Living at Tourette: Mother tells how she raises THREE children with the syndrome and how she deals with her involuntary tics and violent outbursts of obscene language.
- Mandy Maysey has three children, all of whom have developed the Tourette Syndrome.
- Connor, 25, Jasmine, 12, and Isabelle, 6, who are constantly plagued by involuntary tics
- She has revealed that her children frequently pick up new tics from her siblings
An Australian mother has shown what it's like to raise three children with Tourette syndrome.
Mandy Maysey's children Connor (25), Jasmine (12) and Isabelle (6) are constantly plagued by involuntary, often violent and verbal tics of obscene language.
The middle child Jasmine began to develop signs of neurological disorder around Easter this year, beginning with strange body movements.
Mandy Maysey's children Connor, 25, Jasmine, 12 and Isabelle, 6, are constantly plagued by involuntary body movements Tics – often violent – and verbal tics with obscene language
Jasmine began to develop tics, including beating herself, at Easter this year
This then progressed in the last school holidays to repeatedly yell certain sentences like "Bob Ross is my father," "I'm a hobbit," and "woof woof."
It was only last week that she developed coprolality – the obscene vocal habits.
So three for three with Tourette and three for three with the cursing.
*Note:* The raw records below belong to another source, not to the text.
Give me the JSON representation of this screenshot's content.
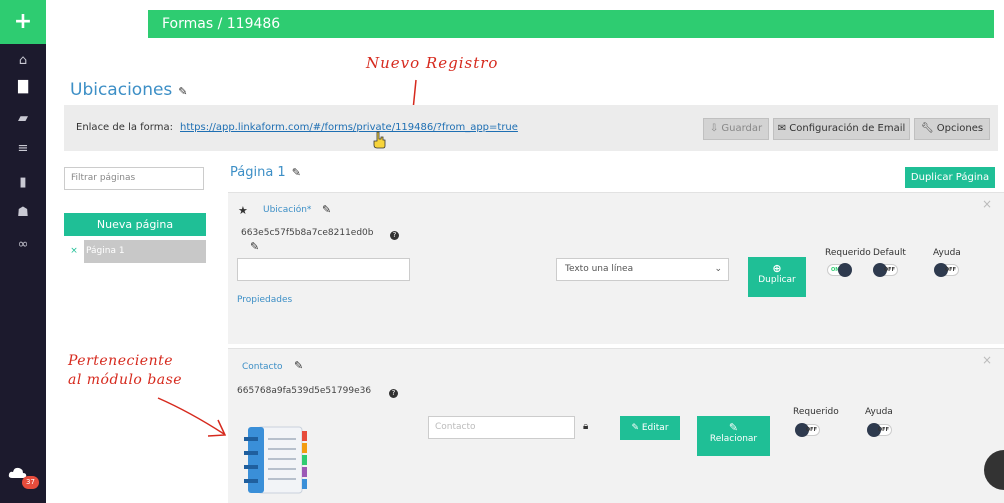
{
  "sidebar": {
    "add_icon": "+",
    "items": [
      {
        "name": "home-icon",
        "glyph": "⌂"
      },
      {
        "name": "document-icon",
        "glyph": "▇"
      },
      {
        "name": "book-icon",
        "glyph": "▰"
      },
      {
        "name": "list-icon",
        "glyph": "≡"
      },
      {
        "name": "chart-icon",
        "glyph": "▮"
      },
      {
        "name": "users-icon",
        "glyph": "☗"
      },
      {
        "name": "link-icon",
        "glyph": "∞"
      }
    ],
    "notifications_count": "37"
  },
  "header": {
    "title": "Formas / 119486"
  },
  "annotations": {
    "nuevo_registro": "Nuevo Registro",
    "perteneciente_line1": "Perteneciente",
    "perteneciente_line2": "al módulo base"
  },
  "form": {
    "title": "Ubicaciones",
    "link_label": "Enlace de la forma:",
    "link_url": "https://app.linkaform.com/#/forms/private/119486/?from_app=true",
    "buttons": {
      "save": "Guardar",
      "email_config": "Configuración de Email",
      "options": "Opciones"
    }
  },
  "pages": {
    "filter_placeholder": "Filtrar páginas",
    "new_page": "Nueva página",
    "items": [
      {
        "remove": "×",
        "label": "Página 1"
      }
    ]
  },
  "page": {
    "title": "Página 1",
    "duplicate_page": "Duplicar Página"
  },
  "fields": [
    {
      "title": "Ubicación*",
      "id": "663e5c57f5b8a7ce8211ed0b",
      "type": "Texto una línea",
      "duplicate": "Duplicar",
      "properties": "Propiedades",
      "required_label": "Requerido",
      "default_label": "Default",
      "help_label": "Ayuda",
      "required_state": "ON",
      "default_state": "OFF",
      "help_state": "OFF"
    },
    {
      "title": "Contacto",
      "id": "665768a9fa539d5e51799e36",
      "placeholder": "Contacto",
      "edit": "Editar",
      "relate": "Relacionar",
      "required_label": "Requerido",
      "help_label": "Ayuda",
      "required_state": "OFF",
      "help_state": "OFF"
    }
  ],
  "colors": {
    "sidebar": "#1c1a2d",
    "accent_green": "#2ecc71",
    "teal": "#1fbf96",
    "link_blue": "#3d8fc6",
    "annotation_red": "#d62a1e"
  }
}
I really should play a lottery, "Mandy Maysey told The Sunday Project.
Jasmine said she regularly injures herself because one of her tics is slapping her face.
She also beats her mother, whom she says "hates every second", which has led the younger sister Isabelle to develop the same tic.
Mandy says tics are suggestive and if someone else has a particular tic, it's pretty easy for him to understand that.
The oldest of the three Connors revealed that his tourrette had only appeared four years ago.
It first manifested as a nod in the head when I was about 21 years old, and it continuously escalated from there on. In adulthood, I had to learn to navigate in a whole new world, "he said.
Tourettes affects about 1 in 100 children, but the cause remains a mystery.
In public, you really have to develop a thick skin, "says Mandy.
Studies show that those under the age of 21 are more likely to be affected – as are boys generally more often than girls who develop the disease.
Symptoms are believed to decrease with age, however, those with the condition have to learn how to manage it for a lifetime.
"When you go in public, you really have to develop a thick skin. I can understand that for some people it is a challenge to hear the language that comes out of my beautiful children's mouth. But that's just part of life, they can not help it and they have no intentions, "Mandy said.
Mandy says she allows herself to cry, but then quickly finds her serenity and realizes that she plays a supporting role for her children and must be there for them.
"I reserve a pity party two or three times a week, and when I need it, I'll cry," she said.
"I'll drive in my car or hear a sad song." I'll shout my eyes out or I'll sit in the shower for 10 minutes … and then regroup and say & # 39; & # 39; OK, that's enough & # 39; & # 39 ;. [
Symptoms are believed to decrease with age. However, those with this condition must learn to handle it for a lifetime.